Hundreds of diseases, one voice
But RD is just one of over 130 rheumatic diseases, including but not limited to the far more common osteoarthritis (affecting 54 million Americans), psoriatic arthritis, juvenile arthritis, lupus, gout, reactive arthritis, bursitis, tendinitis, ankylosing spondylitis, scleroderma, and fibromyalgia.
Symptoms of rheumatic diseases vary depending on the individual and the disease, but may include joint or muscle pain, inflammation, swelling, redness, or stiffness; eye irritation and inflammation; general fatigue, malaise, and fevers; hair loss; dry eyes or mouth; chest pain; and seizures or stroke.
Many Americans have more than one form of rheumatic disease. I’m one of them: in addition to RD, I have osteoarthritis, bursitis, tendinitis, and (my most recent diagnosis) fibromyalgia. I know several people who have these and others, all at the same time.
Why do I need a rheumatologist?
Do I need a rheumatologist? You betcha I do. These physicians specialize in the treatment of rheumatic diseases. I think they’re the real Sherlock Holmes’s of the medical profession since so many rheumatic diseases are extremely difficult to diagnose and to treat. Their symptoms often mimic those of other conditions and diseases, and they may present in different ways in different patients.
Seeking a diagnosis and treatment
Unfortunately, doctors sometimes mistake their symptoms for those of other diseases, or they may minimize them when they don’t respond to routine treatment or easy diagnosis.
In fact, many patients must live with the pain and illness of rheumatic diseases for years before receiving an accurate diagnosis and starting treatment, often after finally getting a referral to a rheumatologist. And this is a real tragedy, since many rheumatic diseases, including rheumatoid arthritis, respond much better when treated aggressively early on in the course of the disease.
The need for more rheumatologists
But what if there is no rheumatologist where you live? Or if the only rheumatologist in your area can’t take more patients? This is a real issue, as there is a shortage of rheumatologists today that only looks to get worse.
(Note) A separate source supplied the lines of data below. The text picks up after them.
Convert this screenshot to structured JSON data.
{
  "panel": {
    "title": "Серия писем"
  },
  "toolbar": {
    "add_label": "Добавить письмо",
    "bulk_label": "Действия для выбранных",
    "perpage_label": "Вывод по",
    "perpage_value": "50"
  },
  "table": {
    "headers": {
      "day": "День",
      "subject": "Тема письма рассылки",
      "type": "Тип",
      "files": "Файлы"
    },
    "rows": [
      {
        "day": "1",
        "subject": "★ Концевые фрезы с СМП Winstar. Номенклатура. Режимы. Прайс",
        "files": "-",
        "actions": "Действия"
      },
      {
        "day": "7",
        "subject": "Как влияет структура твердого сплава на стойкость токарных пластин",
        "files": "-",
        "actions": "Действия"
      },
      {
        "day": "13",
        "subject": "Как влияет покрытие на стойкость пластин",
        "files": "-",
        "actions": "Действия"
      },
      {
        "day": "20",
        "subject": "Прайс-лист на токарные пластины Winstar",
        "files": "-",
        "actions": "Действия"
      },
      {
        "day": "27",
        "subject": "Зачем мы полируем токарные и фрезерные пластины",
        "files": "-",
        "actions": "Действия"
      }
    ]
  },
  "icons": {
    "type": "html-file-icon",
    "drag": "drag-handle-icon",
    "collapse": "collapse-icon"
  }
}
According to the American College of Rheumatology’s 2015 workforce study:
- Demand for adult arthritis care will exceed supply by 138 percent in 2030.
- Demand for pediatric arthritis care will exceed supply by 61 percent in 2030.
- 3,845 adult rheumatologists will be needed in addition to the projected workforce to meet patient demand in the U.S. in 2025.
“Rheumatologists are providing health care solutions for the millions of Americans suffering from — as well as advancing research aimed at treating and curing, and alleviating the economic and societal burdens created by — these diseases,” states the ACR.
“Just as oncologists treat cancer and cardiologists care for the heart, rheumatologists are the specialists specifically trained to identify rheumatic diseases, facilitate appropriate treatment with the aim of achieving remission as early as possible, and consult with other physicians to help them determine which patients need the care of a rheumatologist — all with the goal of dramatically improving a patient’s prognosis and quality of life.”
On a scale of 1(low) to 5(high), how difficult is it for you to talk about having RA?